- developed by illiterate(s)
- Evolved slowly from parent
- first in its area
- inventor known
- language unknown
- mercantile script
- National pride
- now ceremonial
- previous script didn't quite work
- private or secret
- probably developed by illiterate(s)
- probably first in its area
- Rating: 1 "Dull, only here for completeness"
- Rating: 2 "Not all that interesting"
- Rating: 3 "I did not know that"
- Rating: 4 "Huh, interesting!"
- Rating: 5 "Whoa!!"
- revealed in a dream
- significant female influence
- spiritual or supernatural
- technology influenced
Category Archives: now ceremonial
Hungary, despite being solidly in Europe, has had a long history of trade with and conquest by Central Asian peoples. It is not entirely clear where Hungarians came from — or more specifically, where the people who brought the Hungarian … Continue reading
Tolong Siki was developed rather recently for the Kurukh spoken language. Previously, Devanagari was used (and is still used in large part a decade later). Tolong Siki is one of the few languages that was created from scratch collaboratively that … Continue reading

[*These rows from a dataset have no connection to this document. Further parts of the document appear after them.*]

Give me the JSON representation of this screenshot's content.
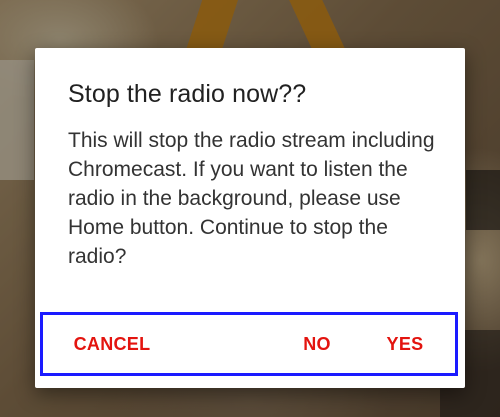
{
  "dialog": {
    "title": "Stop the radio now??",
    "message": "This will stop the radio stream including Chromecast. If you want to listen the radio in the background, please use Home button. Continue to stop the radio?",
    "buttons": {
      "cancel_label": "CANCEL",
      "no_label": "NO",
      "yes_label": "YES"
    },
    "button_color": "#e3140f",
    "highlight_border_color": "#1a1aff"
  }
}
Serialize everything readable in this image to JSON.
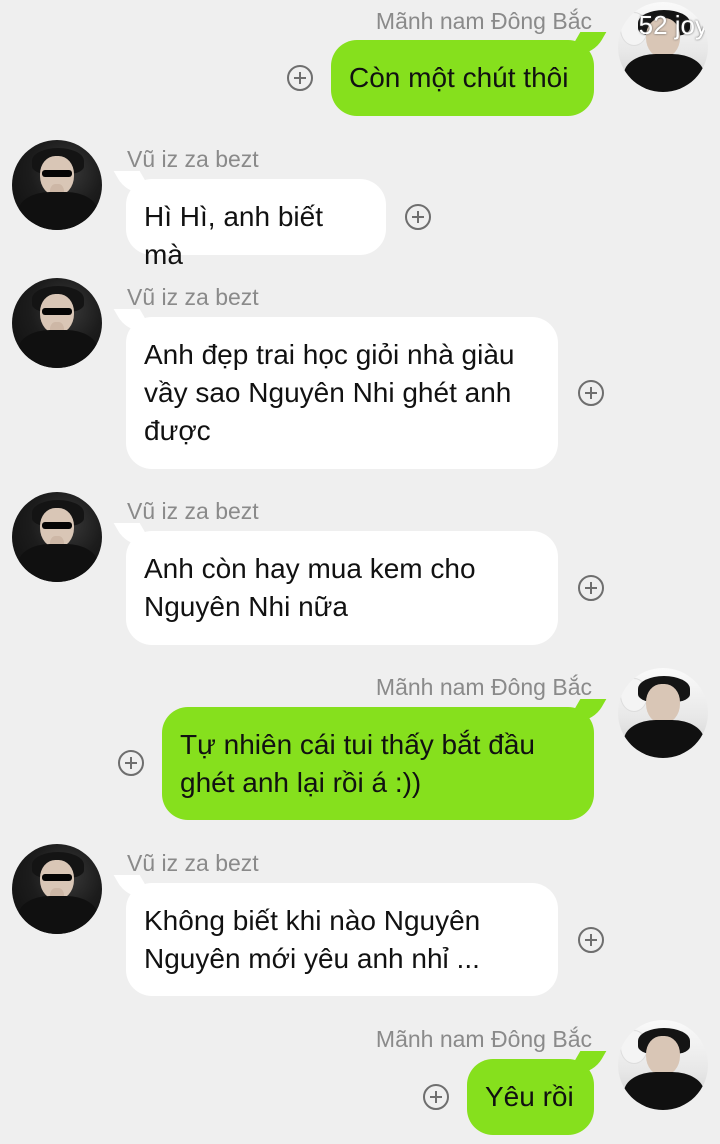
{
  "colors": {
    "background": "#efefef",
    "incoming_bubble": "#ffffff",
    "outgoing_bubble": "#86e01d",
    "sender_name": "#8a8a8a"
  },
  "overlay_text": "52 joy",
  "messages": [
    {
      "direction": "outgoing",
      "sender": "Mãnh nam Đông Bắc",
      "text": "Còn một chút thôi"
    },
    {
      "direction": "incoming",
      "sender": "Vũ iz za bezt",
      "text": "Hì Hì, anh biết mà"
    },
    {
      "direction": "incoming",
      "sender": "Vũ iz za bezt",
      "text": "Anh đẹp trai học giỏi nhà giàu vầy sao Nguyên Nhi ghét anh được"
    },
    {
      "direction": "incoming",
      "sender": "Vũ iz za bezt",
      "text": "Anh còn hay mua kem cho Nguyên Nhi nữa"
    },
    {
      "direction": "outgoing",
      "sender": "Mãnh nam Đông Bắc",
      "text": "Tự nhiên cái tui thấy bắt đầu ghét anh lại rồi á  :))"
    },
    {
      "direction": "incoming",
      "sender": "Vũ iz za bezt",
      "text": "Không biết khi nào Nguyên Nguyên mới yêu anh nhỉ ..."
    },
    {
      "direction": "outgoing",
      "sender": "Mãnh nam Đông Bắc",
      "text": "Yêu rồi"
    }
  ]
}
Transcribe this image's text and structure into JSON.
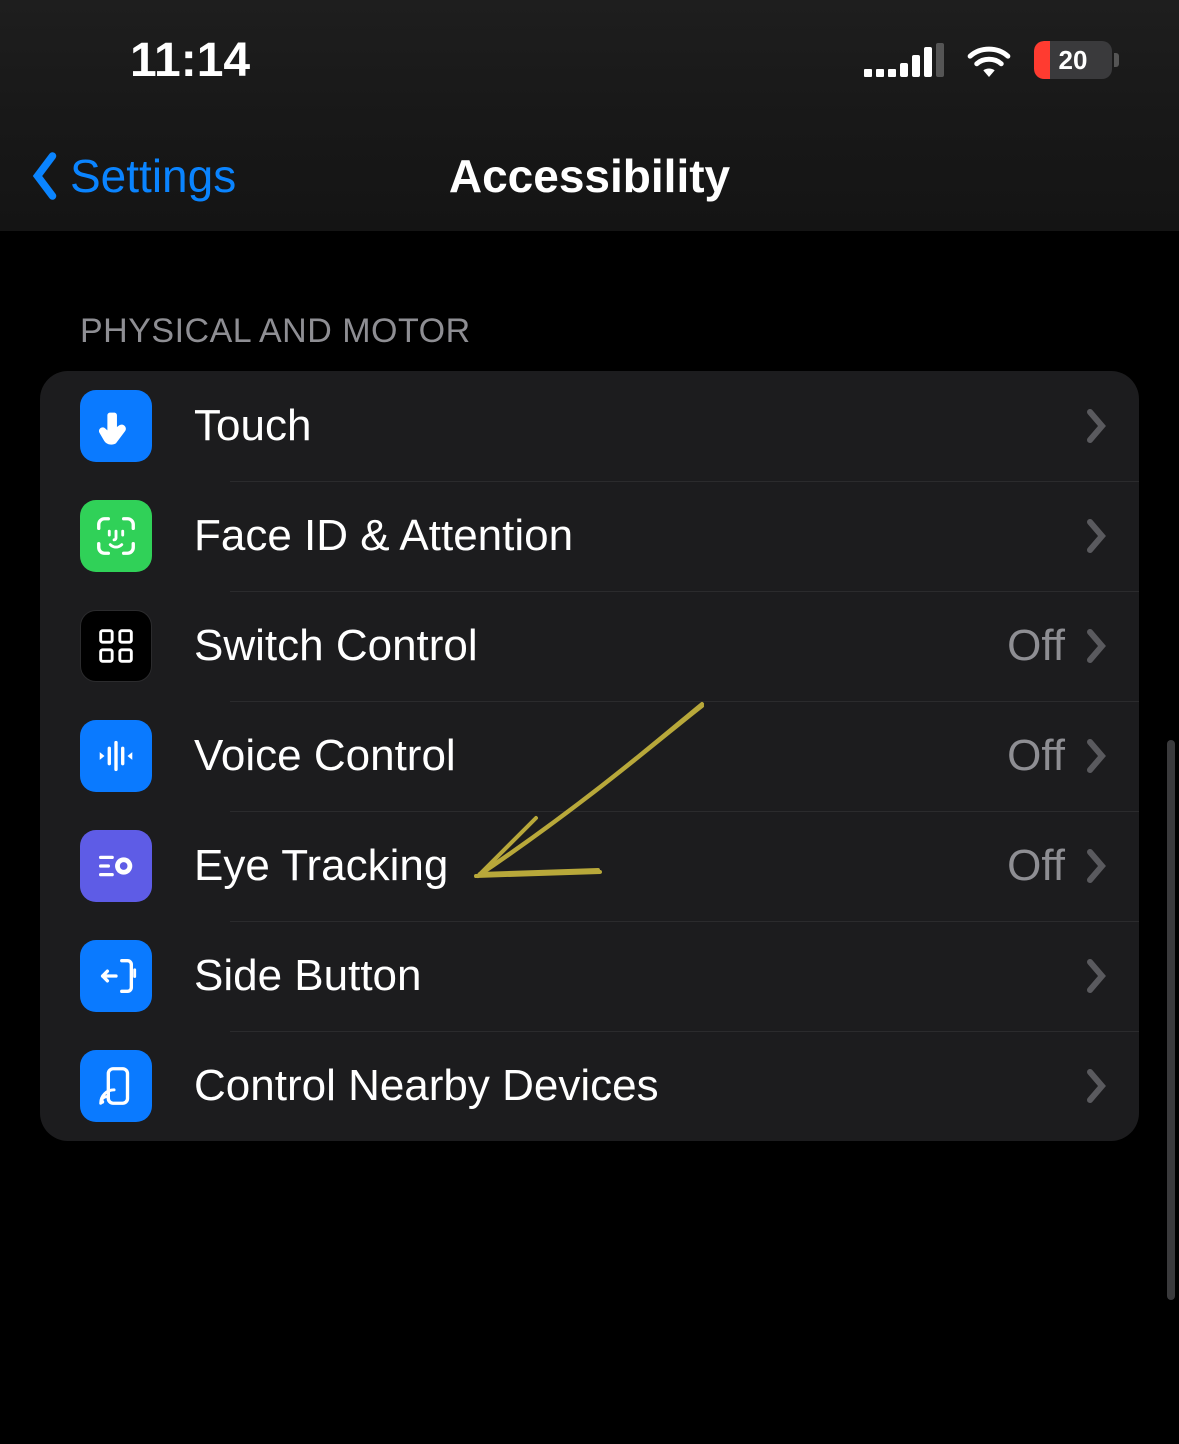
{
  "status_bar": {
    "time": "11:14",
    "battery_percent": "20"
  },
  "nav": {
    "back_label": "Settings",
    "title": "Accessibility"
  },
  "section": {
    "header": "PHYSICAL AND MOTOR",
    "items": [
      {
        "icon": "touch-icon",
        "icon_bg": "blue",
        "label": "Touch",
        "value": ""
      },
      {
        "icon": "faceid-icon",
        "icon_bg": "green",
        "label": "Face ID & Attention",
        "value": ""
      },
      {
        "icon": "switch-control-icon",
        "icon_bg": "black",
        "label": "Switch Control",
        "value": "Off"
      },
      {
        "icon": "voice-control-icon",
        "icon_bg": "blue",
        "label": "Voice Control",
        "value": "Off"
      },
      {
        "icon": "eye-tracking-icon",
        "icon_bg": "purple",
        "label": "Eye Tracking",
        "value": "Off"
      },
      {
        "icon": "side-button-icon",
        "icon_bg": "blue",
        "label": "Side Button",
        "value": ""
      },
      {
        "icon": "nearby-devices-icon",
        "icon_bg": "blue",
        "label": "Control Nearby Devices",
        "value": ""
      }
    ]
  }
}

In the history of writing systems, it is not uncommon for people create writing systems based on dreams or visions. It is also not uncommon for writing systems to have particular religious significance. It *is* somewhat rare for people to … Continue reading

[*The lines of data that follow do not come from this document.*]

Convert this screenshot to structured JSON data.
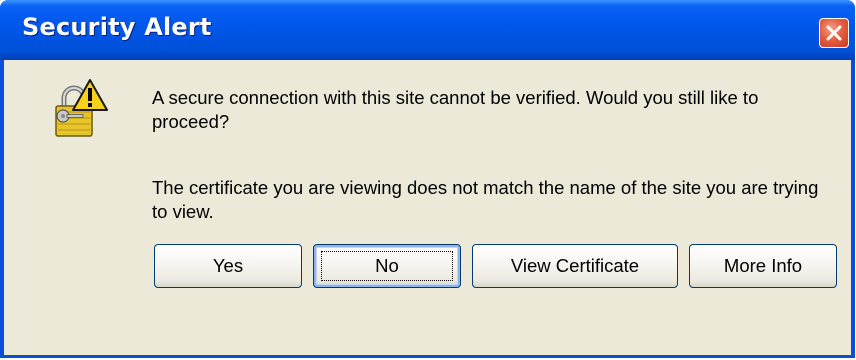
{
  "window": {
    "title": "Security Alert"
  },
  "icons": {
    "close": "close-icon",
    "alert": "security-lock-warning-icon"
  },
  "message": {
    "line1": "A secure connection with this site cannot be verified. Would you still like to proceed?",
    "line2": "The certificate you are viewing does not match the name of the site you are trying to view."
  },
  "buttons": {
    "yes": "Yes",
    "no": "No",
    "view_certificate": "View Certificate",
    "more_info": "More Info"
  },
  "colors": {
    "titlebar": "#0054e3",
    "dialog_background": "#ece9d8",
    "close_button": "#e5603f"
  }
}
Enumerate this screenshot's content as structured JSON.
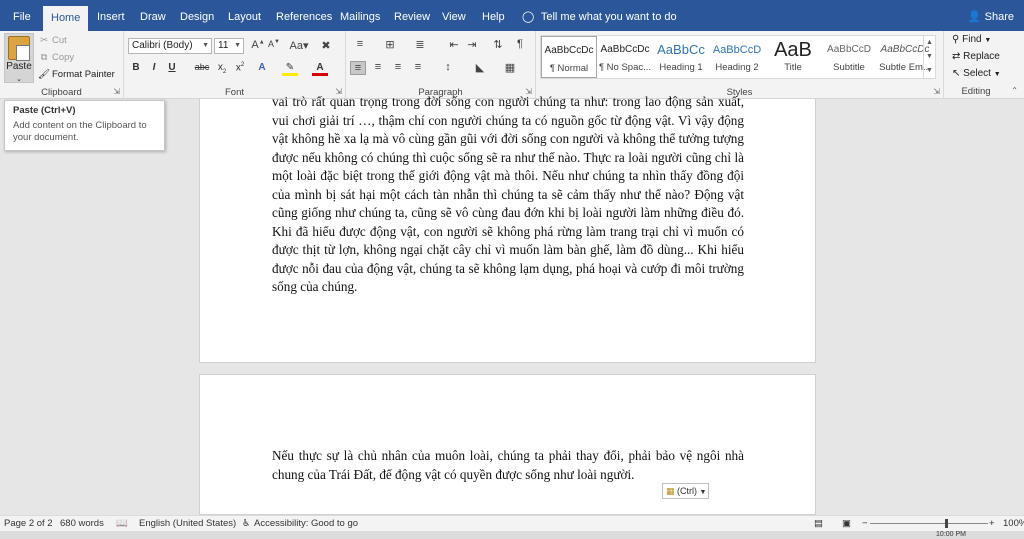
{
  "tabs": [
    "File",
    "Home",
    "Insert",
    "Draw",
    "Design",
    "Layout",
    "References",
    "Mailings",
    "Review",
    "View",
    "Help"
  ],
  "tell_me": "Tell me what you want to do",
  "share": "Share",
  "clipboard": {
    "paste": "Paste",
    "cut": "Cut",
    "copy": "Copy",
    "format_painter": "Format Painter",
    "label": "Clipboard"
  },
  "font": {
    "name": "Calibri (Body)",
    "size": "11",
    "label": "Font"
  },
  "paragraph": {
    "label": "Paragraph"
  },
  "styles": {
    "items": [
      {
        "sample": "AaBbCcDc",
        "name": "¶ Normal"
      },
      {
        "sample": "AaBbCcDc",
        "name": "¶ No Spac..."
      },
      {
        "sample": "AaBbCc",
        "name": "Heading 1"
      },
      {
        "sample": "AaBbCcD",
        "name": "Heading 2"
      },
      {
        "sample": "AaB",
        "name": "Title"
      },
      {
        "sample": "AaBbCcD",
        "name": "Subtitle"
      },
      {
        "sample": "AaBbCcDc",
        "name": "Subtle Em..."
      }
    ],
    "label": "Styles"
  },
  "editing": {
    "find": "Find",
    "replace": "Replace",
    "select": "Select",
    "label": "Editing"
  },
  "tooltip": {
    "title": "Paste (Ctrl+V)",
    "text": "Add content on the Clipboard to your document."
  },
  "document": {
    "page1_text": "vai trò rất quan trọng trong đời sống con người chúng ta như: trong lao động sản xuất, vui chơi giải trí …, thậm chí con người chúng ta có nguồn gốc từ động vật. Vì vậy động vật không hề xa lạ mà vô cùng gần gũi với đời sống con người và không thể tưởng tượng được nếu không có chúng thì cuộc sống sẽ ra như thế nào. Thực ra loài người cũng chỉ là một loài đặc biệt trong thế giới động vật mà thôi. Nếu như chúng ta nhìn thấy đồng đội của mình bị sát hại một cách tàn nhẫn thì chúng ta sẽ cảm thấy như thế nào? Động vật cũng giống như chúng ta, cũng sẽ vô cùng đau đớn khi bị loài người làm những điều đó. Khi đã hiểu được động vật, con người sẽ không phá rừng làm trang trại chỉ vì muốn có được thịt từ lợn, không ngại chặt cây chỉ vì muốn làm bàn ghế, làm đồ dùng... Khi hiểu được nỗi đau của động vật, chúng ta sẽ không lạm dụng, phá hoại và cướp đi môi trường sống của chúng.",
    "page2_text": "Nếu thực sự là chủ nhân của muôn loài, chúng ta phải thay đổi, phải bảo vệ ngôi nhà chung của Trái Đất, để động vật có quyền được sống như loài người.",
    "paste_options": "(Ctrl)"
  },
  "statusbar": {
    "page": "Page 2 of 2",
    "words": "680 words",
    "language": "English (United States)",
    "accessibility": "Accessibility: Good to go",
    "zoom": "100%"
  },
  "taskbar": {
    "time": "10:00 PM"
  },
  "colors": {
    "accent": "#2b579a",
    "ribbon": "#f3f3f3",
    "canvas": "#e6e6e6"
  }
}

Around 500 AD, the Tamil people of Southern Inda started using Grantha, a slightly different form of the Brahmi alphabet, to write Sanskrit (the language of sacred Hindu texts), while still continuing to use Vatteluttu to write representations of the … Continue reading
In 1902 AD, a man named Pau Cin Hau had a dream where the characters of a logographic script were revealed to him. He also developed the Laipian religion, and his script was used extensively in liturgical works. Laipian actually … Continue reading
Mithilakshar — also called Maithili, Mithilaksara, and Tirahut — has been used since the 14th century in the northeast part of India, although it has limited use now. It is very similar to Bengali, so much so that early 20th … Continue reading
Buddhists in around 400 AD wrote Sanskrit with a version of Gupta script that eventually diverged into Siddham script. At first, writing down the Sanskrit was used mostly as a memorization aid, but when Buddhism spread to the much-more literate … Continue reading
Khojki was developed in around 1350 AD by Pir Sadardin in the Sindh region of Pakistan for recording Ismaili (a branch of Shia Islam) religious literature, mostly in the Sindhi language. As with its sibling Gurmukhi, it is very similar … Continue reading
Sharada — also called Sarada and Sharda — is descended from Gupta through Kutila (a writing system so obscure that I wasn’t able to find enough to write about, and I have pretty low standards). Sharada’s use centered in Kashmir, … Continue reading
Like its sibling (parent?) script, Naxi Dongba, Naxi Geba is highly idiosyncratic and used mostly for religious writings. Unlike Naxi Dongba, Naxi Geba is a syllabary, but different people used different symbols for the same syllable. This makes it less … Continue reading